Antibiotic ointments (such as Neosporin) help wounds heal by keeping out infection and by keeping the wound clean and moist. If your child has stitches, your doctor will tell you whether you should use an antibiotic ointment. Most cuts and scrapes heal without antibiotic ointment. But it can make healing go faster and help reduce scarring.
What should I do about scabs?
Nothing. Scabs are like bandages made by the body. They protect wounds from dirt. It is best to leave them alone and not pick at them. They will fall off when the time is right.
When should I call my child's doctor?
Call your child's doctor if the wound is deep, if you can't get the edges to stay together with a bandage, or if the edges are ragged. Your child's doctor may want to close the wound with stitches or skin adhesive. These things can help reduce scarring.
Call your child's doctor if:
The wound is ragged.
The wound is on your child's face.
The edges of the cut stay wide open.
The cut has dirt in it that won't come out.
The cut is very sore or red.
The cut is leaking a thick, creamy, grayish fluid.
Your child has a temperature over 100°F.
The area around the wound feels numb.
Your child can't move without pain.
You can see red streaks near the wound.
It is a puncture wound or a deep cut and your child has not recently had a tetanus shot.
The cut bleeds in spurts, blood soaks through the bandage, or the bleeding does not stop after 10 minutes of firm, direct pressure.
How do I take care of stitches?
You usually can wash an area that has been stitched after one to three days. Washing off dirt and the crust that forms around the stitches helps reduce scarring. If the wound leaks clear yellow fluid, you may need to cover it with a bandage.
Your child's doctor may want you to rinse the wound with water and put on a clean bandage 24 hours after getting stitches. Be sure to dry the area with soft pats of a clean towel after washing. You may want to hold the wound above your child's heart for the first day or two to help keep the swelling down, reduce pain, and speed healing.
Your child's doctor also may suggest using a small amount of antibiotic ointment to prevent infection. The ointment keeps a heavy scab from forming and may reduce the size of a scar.
Stitches usually are taken out in three to 14 days, depending on where the cut is located. Areas that move, such as over or around a joint, need more time to heal.
What is skin adhesive?
Skin adhesive (such as Dermabond) is a way to close small wounds without stitches.

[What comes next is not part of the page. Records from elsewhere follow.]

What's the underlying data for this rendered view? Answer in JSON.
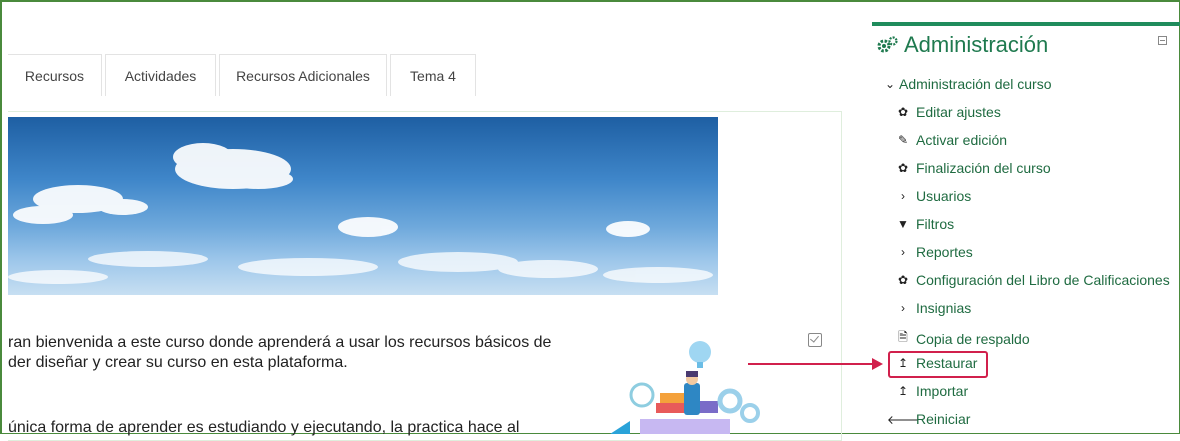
{
  "tabs": [
    {
      "label": "Recursos"
    },
    {
      "label": "Actividades"
    },
    {
      "label": "Recursos Adicionales"
    },
    {
      "label": "Tema 4"
    }
  ],
  "content": {
    "intro_line1": "ran bienvenida a este curso donde aprenderá a usar los recursos básicos de",
    "intro_line2": "der diseñar y crear su curso en esta plataforma.",
    "outro_line": "única forma de aprender es estudiando y ejecutando, la practica hace al"
  },
  "sidebar": {
    "title": "Administración",
    "title_icon": "gears-icon",
    "accent_color": "#1f8c5c",
    "items": [
      {
        "label": "Administración del curso",
        "icon": "chevron-down-icon"
      },
      {
        "label": "Editar ajustes",
        "icon": "gear-icon"
      },
      {
        "label": "Activar edición",
        "icon": "pencil-icon"
      },
      {
        "label": "Finalización del curso",
        "icon": "gear-icon"
      },
      {
        "label": "Usuarios",
        "icon": "chevron-right-icon"
      },
      {
        "label": "Filtros",
        "icon": "filter-icon"
      },
      {
        "label": "Reportes",
        "icon": "chevron-right-icon"
      },
      {
        "label": "Configuración del Libro de Calificaciones",
        "icon": "gear-icon"
      },
      {
        "label": "Insignias",
        "icon": "chevron-right-icon"
      },
      {
        "label": "Copia de respaldo",
        "icon": "file-archive-icon"
      },
      {
        "label": "Restaurar",
        "icon": "upload-icon"
      },
      {
        "label": "Importar",
        "icon": "upload-icon"
      },
      {
        "label": "Reiniciar",
        "icon": "arrow-left-icon"
      }
    ]
  },
  "highlight": {
    "color": "#d1204c"
  }
}
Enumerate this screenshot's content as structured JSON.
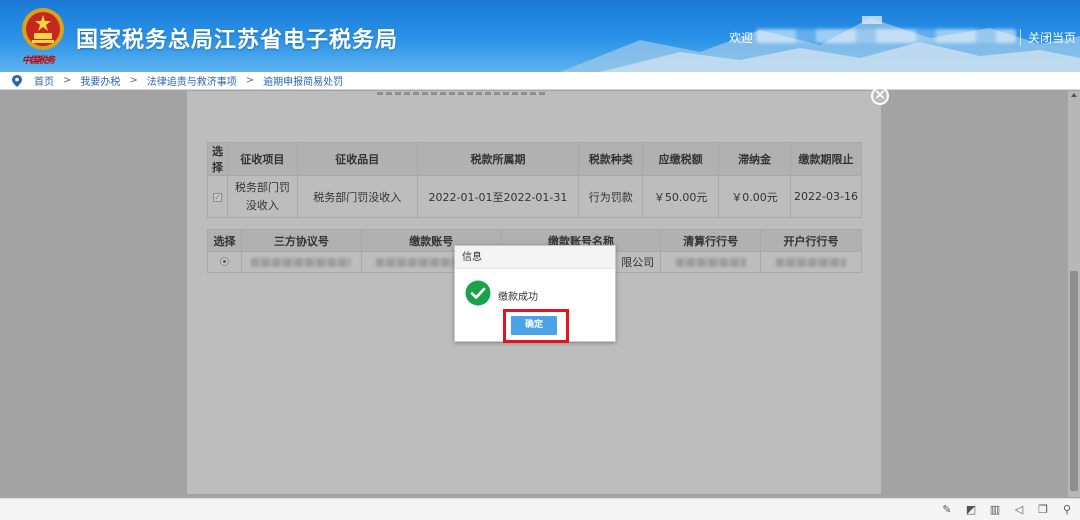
{
  "header": {
    "site_title": "国家税务总局江苏省电子税务局",
    "emblem_caption": "中国税务",
    "welcome": "欢迎",
    "close_page": "关闭当页"
  },
  "breadcrumb": [
    "首页",
    "我要办税",
    "法律追责与救济事项",
    "逾期申报简易处罚"
  ],
  "table1": {
    "headers": [
      "选择",
      "征收项目",
      "征收品目",
      "税款所属期",
      "税款种类",
      "应缴税额",
      "滞纳金",
      "缴款期限止"
    ],
    "row": {
      "checked": "✓",
      "item": "税务部门罚没收入",
      "subitem": "税务部门罚没收入",
      "period": "2022-01-01至2022-01-31",
      "type": "行为罚款",
      "amount": "￥50.00元",
      "late_fee": "￥0.00元",
      "deadline": "2022-03-16"
    }
  },
  "table2": {
    "headers": [
      "选择",
      "三方协议号",
      "缴款账号",
      "缴款账号名称",
      "清算行行号",
      "开户行行号"
    ],
    "row": {
      "account_name_suffix": "限公司"
    }
  },
  "dialog": {
    "title": "信息",
    "message": "缴款成功",
    "ok_label": "确定"
  },
  "colors": {
    "header_blue": "#1b79d6",
    "link_blue": "#2b63b7",
    "ok_button": "#4aa3e8",
    "success_green": "#1aa34a",
    "highlight_red": "#e3141f"
  },
  "icons": {
    "breadcrumb": "location-pin-icon",
    "dialog": "check-circle-icon",
    "modal_close": "close-icon"
  }
}
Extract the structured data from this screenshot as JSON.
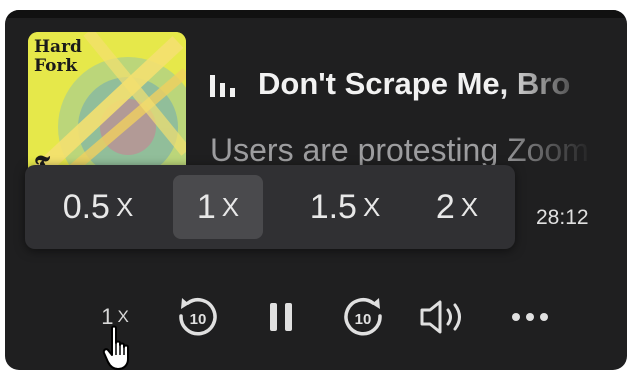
{
  "episode": {
    "cover_title": "Hard\nFork",
    "cover_mark": "𝕿",
    "title": "Don't Scrape Me, Bro",
    "subtitle": "Users are protesting Zoom"
  },
  "speed_menu": {
    "options": [
      {
        "value": "0.5",
        "unit": "X"
      },
      {
        "value": "1",
        "unit": "X",
        "selected": true
      },
      {
        "value": "1.5",
        "unit": "X"
      },
      {
        "value": "2",
        "unit": "X"
      }
    ]
  },
  "playback": {
    "time_remaining": "28:12",
    "rate_value": "1",
    "rate_unit": "X",
    "skip_back_seconds": "10",
    "skip_forward_seconds": "10"
  },
  "icons": {
    "playing": "bars-icon",
    "skip_back": "rewind-10-icon",
    "pause": "pause-icon",
    "skip_forward": "forward-10-icon",
    "volume": "speaker-icon",
    "more": "more-dots-icon",
    "cursor": "hand-pointer-icon"
  },
  "colors": {
    "panel": "#1f1f20",
    "popup": "#303033",
    "selected": "#4a4a4d",
    "text": "#f2f2f2",
    "subtext": "#9d9d9f",
    "cover": "#e6e84a"
  }
}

Your child's doctor will put a liquid film on the wound and let it dry. The film holds the edges of the wound together. You just leave the film on your child's skin until it falls off (usually in five to 10 days).
It is important not to scratch or pick at the adhesive film on the wound. If the doctor puts a bandage over the adhesive, be careful to keep the bandage dry. Your doctor will probably want you to put on a clean bandage every day.
Do not put any ointment on a wound that has skin adhesive on it. Ointment could make the adhesive get loose and fall off too soon. Your child also should keep the wound out of sunlight and away from tanning booth lamps.
Keep an eye on the wound. If the skin around it becomes very red and warm to the touch, or if the wound opens up again, call your child's doctor.
This handout is provided to you by your family doctor and the American Academy of Family Physicians. Other health-related information is available from the AAFP online at http://familydoctor.org.
This information provides a general overview and may not apply to everyone. Talk to your family doctor to find out if this information applies to you and to get more information on this subject.
Copyright © 2004 by the American Academy of Family Physicians.
This content is owned by the AAFP. A person viewing it online may make one printout of the material and may use that printout only for his or her personal, non-commercial reference. This material may not otherwise be downloaded, copied, printed, stored, transmitted or reproduced in any medium, whether now known or later invented, except as authorized in writing by the AAFP. Contact email@example.com for copyright questions and/or permission requests.
Want to use this article elsewhere? Get Permissions